[ASSIGNED TASK] Every record should be copied exactly, and the images omitted.

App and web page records
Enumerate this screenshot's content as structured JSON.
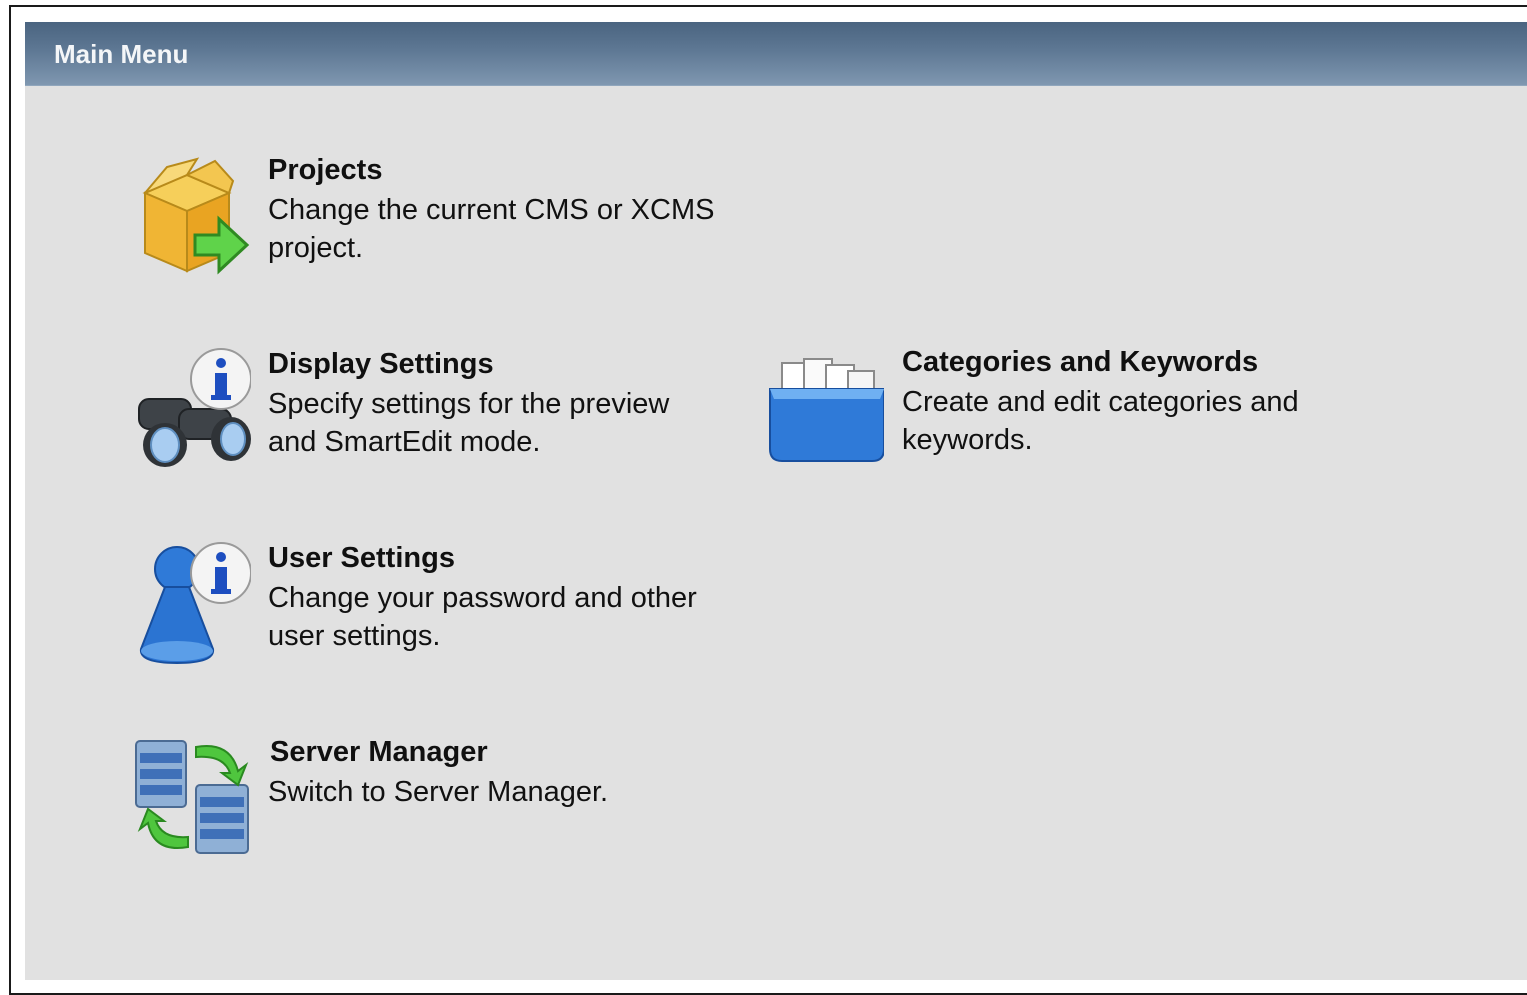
{
  "panel": {
    "title": "Main Menu"
  },
  "items": [
    {
      "id": "projects",
      "title": "Projects",
      "desc_line1": "Change the current CMS or XCMS",
      "desc_line2": "project.",
      "icon": "box-arrow-icon"
    },
    {
      "id": "display-settings",
      "title": "Display Settings",
      "desc_line1": "Specify settings for the preview",
      "desc_line2": "and SmartEdit mode.",
      "icon": "binoculars-info-icon"
    },
    {
      "id": "categories-keywords",
      "title": "Categories and Keywords",
      "desc_line1": "Create and edit categories and",
      "desc_line2": "keywords.",
      "icon": "folder-tray-icon"
    },
    {
      "id": "user-settings",
      "title": "User Settings",
      "desc_line1": "Change your password and other",
      "desc_line2": "user settings.",
      "icon": "user-info-icon"
    },
    {
      "id": "server-manager",
      "title": "Server Manager",
      "desc_line1": "Switch to Server Manager.",
      "desc_line2": "",
      "icon": "servers-sync-icon"
    }
  ],
  "colors": {
    "header": "#5e7894",
    "panel": "#e1e1e1",
    "text": "#111111"
  }
}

[ANSWER TO THE PROBLEM]
Enumerate this screenshot's content as structured JSON.
{
  "panel": {
    "title": "Main Menu"
  },
  "items": [
    {
      "id": "projects",
      "title": "Projects",
      "desc_line1": "Change the current CMS or XCMS",
      "desc_line2": "project.",
      "icon": "box-arrow-icon"
    },
    {
      "id": "display-settings",
      "title": "Display Settings",
      "desc_line1": "Specify settings for the preview",
      "desc_line2": "and SmartEdit mode.",
      "icon": "binoculars-info-icon"
    },
    {
      "id": "categories-keywords",
      "title": "Categories and Keywords",
      "desc_line1": "Create and edit categories and",
      "desc_line2": "keywords.",
      "icon": "folder-tray-icon"
    },
    {
      "id": "user-settings",
      "title": "User Settings",
      "desc_line1": "Change your password and other",
      "desc_line2": "user settings.",
      "icon": "user-info-icon"
    },
    {
      "id": "server-manager",
      "title": "Server Manager",
      "desc_line1": "Switch to Server Manager.",
      "desc_line2": "",
      "icon": "servers-sync-icon"
    }
  ],
  "colors": {
    "header": "#5e7894",
    "panel": "#e1e1e1",
    "text": "#111111"
  }
}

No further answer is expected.